- Dropshadow Blur X/Y – The number of pixels to blur the drop shadow. Note that drop shadow blurring uses a normal distribution dropoff. The value indicated here may not precisely contain the drop shadow but it is a fairly close approximation. A value of 0 results in no blur. The blurring for the drop shadow can be controlled independently on the X and Y axes.
- Dropshadow Alpha – Controls the transparency of the drop shadow.
- Dropshadow Red/Green/Blue – Allows the drop shadow to be colored. By default the color is black.
Note that the drop shadow renders outside of the shapes bounding rectangle.
Stroke and Fill
Stroke and Fill control whether a shape is filled-in or if it only draws its outline.
Skia supports may additional effects. Over time, additional ones will be added to Gum and they will automatically be available in your games.
Adding Skia to Your Game
Skia can be added to your game in a number of ways:
- Add Skia Gum objects to your Gum Screens and Components
- Instantiate Skia Gum objects in code
- Manually render Skia objects to a Texture2D which is rendered by a Sprite
Working with Skia objects in code provides the ultimate flexibility and enables accessing additional Skia types and effects; however, for this document we’ll focus on working with the Gum tool since it requires minimal additional code.
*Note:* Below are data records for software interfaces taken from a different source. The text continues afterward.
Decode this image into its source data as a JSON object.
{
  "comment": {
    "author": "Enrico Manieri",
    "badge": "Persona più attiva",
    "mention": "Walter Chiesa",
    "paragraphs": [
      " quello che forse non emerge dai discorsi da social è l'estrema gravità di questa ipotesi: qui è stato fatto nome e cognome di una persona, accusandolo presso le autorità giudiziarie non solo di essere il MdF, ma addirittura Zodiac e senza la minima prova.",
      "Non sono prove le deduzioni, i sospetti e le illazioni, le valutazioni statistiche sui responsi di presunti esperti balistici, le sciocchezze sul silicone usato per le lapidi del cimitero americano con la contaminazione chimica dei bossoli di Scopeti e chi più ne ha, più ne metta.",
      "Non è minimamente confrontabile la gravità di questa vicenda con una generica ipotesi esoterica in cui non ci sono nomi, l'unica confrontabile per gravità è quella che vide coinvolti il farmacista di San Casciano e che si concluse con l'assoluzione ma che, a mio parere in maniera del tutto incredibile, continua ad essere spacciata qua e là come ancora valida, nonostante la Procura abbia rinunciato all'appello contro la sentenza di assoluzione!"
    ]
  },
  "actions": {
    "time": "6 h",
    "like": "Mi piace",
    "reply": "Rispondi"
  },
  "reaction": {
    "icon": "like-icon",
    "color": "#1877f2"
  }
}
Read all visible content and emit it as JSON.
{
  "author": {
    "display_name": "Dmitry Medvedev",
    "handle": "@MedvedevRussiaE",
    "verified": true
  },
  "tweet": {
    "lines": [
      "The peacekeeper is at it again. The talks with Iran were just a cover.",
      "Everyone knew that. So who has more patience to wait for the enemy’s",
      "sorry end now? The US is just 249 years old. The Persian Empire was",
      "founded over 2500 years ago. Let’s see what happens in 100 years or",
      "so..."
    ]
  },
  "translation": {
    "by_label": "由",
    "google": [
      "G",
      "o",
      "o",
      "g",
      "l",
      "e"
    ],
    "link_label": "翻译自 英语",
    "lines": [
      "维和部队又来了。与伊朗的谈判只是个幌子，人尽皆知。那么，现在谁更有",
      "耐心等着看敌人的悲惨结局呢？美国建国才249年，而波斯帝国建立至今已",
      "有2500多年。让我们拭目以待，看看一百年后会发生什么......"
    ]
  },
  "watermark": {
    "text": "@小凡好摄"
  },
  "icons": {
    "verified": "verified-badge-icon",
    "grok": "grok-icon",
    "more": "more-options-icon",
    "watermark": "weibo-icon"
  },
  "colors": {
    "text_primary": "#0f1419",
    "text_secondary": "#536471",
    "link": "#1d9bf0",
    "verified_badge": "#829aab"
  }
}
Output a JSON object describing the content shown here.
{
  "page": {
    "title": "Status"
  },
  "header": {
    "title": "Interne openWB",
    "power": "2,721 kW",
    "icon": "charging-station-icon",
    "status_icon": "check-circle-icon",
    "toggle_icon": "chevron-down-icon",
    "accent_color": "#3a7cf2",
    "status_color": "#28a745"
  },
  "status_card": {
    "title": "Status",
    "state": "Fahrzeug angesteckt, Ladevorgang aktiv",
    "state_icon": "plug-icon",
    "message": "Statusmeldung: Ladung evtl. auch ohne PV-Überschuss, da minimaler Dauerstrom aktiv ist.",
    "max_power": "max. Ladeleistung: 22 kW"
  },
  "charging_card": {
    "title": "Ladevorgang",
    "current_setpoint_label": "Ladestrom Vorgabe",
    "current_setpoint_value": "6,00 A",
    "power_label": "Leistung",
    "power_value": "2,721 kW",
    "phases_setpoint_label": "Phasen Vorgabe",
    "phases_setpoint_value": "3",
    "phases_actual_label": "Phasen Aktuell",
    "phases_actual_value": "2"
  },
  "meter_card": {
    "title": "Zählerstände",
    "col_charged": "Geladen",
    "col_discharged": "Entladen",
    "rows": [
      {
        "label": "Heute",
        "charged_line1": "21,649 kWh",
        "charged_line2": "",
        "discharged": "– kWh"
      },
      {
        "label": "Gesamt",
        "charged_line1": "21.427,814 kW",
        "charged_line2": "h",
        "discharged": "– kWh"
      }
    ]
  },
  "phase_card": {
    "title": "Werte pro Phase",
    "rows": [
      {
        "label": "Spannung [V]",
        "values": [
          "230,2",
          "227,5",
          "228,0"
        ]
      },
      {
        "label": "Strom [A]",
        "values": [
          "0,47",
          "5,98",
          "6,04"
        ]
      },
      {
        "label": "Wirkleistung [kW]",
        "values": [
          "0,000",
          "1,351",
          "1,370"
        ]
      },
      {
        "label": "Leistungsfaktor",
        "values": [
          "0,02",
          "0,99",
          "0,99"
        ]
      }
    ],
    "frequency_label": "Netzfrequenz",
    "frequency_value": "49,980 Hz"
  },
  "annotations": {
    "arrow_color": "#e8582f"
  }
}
Important: Skia is still considered to be in beta support. Therefore, some of the steps shown below may change as the feature matures. Furthermore, Skia is not currently part of the FlatRedBall build tools, so to use Skia in your project, you must be linked against FlatRedBall Source. These steps will be shown below.
- Verify that you have the Gum and FlatRedBall repositories checked out to your machine. The source is currently required since pre-built Skia FlatRedBall dlls are not yet in distribution at the time of this writing.
- Create or open a Desktop GL .NET 6 (or newer) project. Currently Skia Gum requires using the latest version of FlatRedBall. It is possible to add Skia Gum to earlier versions of FlatRedBall (and FlatRedBall iOS/Android projects), but the performance is significantly reduced.
- Add FlatRedBall source files to your project. This can be done manually, or you can use the built-in command in the FlatRedBall Editor.
- Select Project -> Link Game to FRB Source
- Verify that the root folders are correct and check the Include Gum Skia checkbox
- Click Link to Source. If successful, the Add FRB Source tab will disappear.
- Select Project -> Link Game to FRB Source
Now your project is set up to support Skia objects in Gum. To add a Skia object to your Gum project:
- Open your project in Gum
- In Gum, select Plugins -> Add Skia Standard Elements
- Your Standard folder should now contain the Skia elements
- Add Standard instances to your Screens or Components just like any other type of Standard object
After adding these instances, they will appear in your game.
More to Come!
Stay tuned, Skia introduces a huge set of new features which we’ll be adding to Gum over time.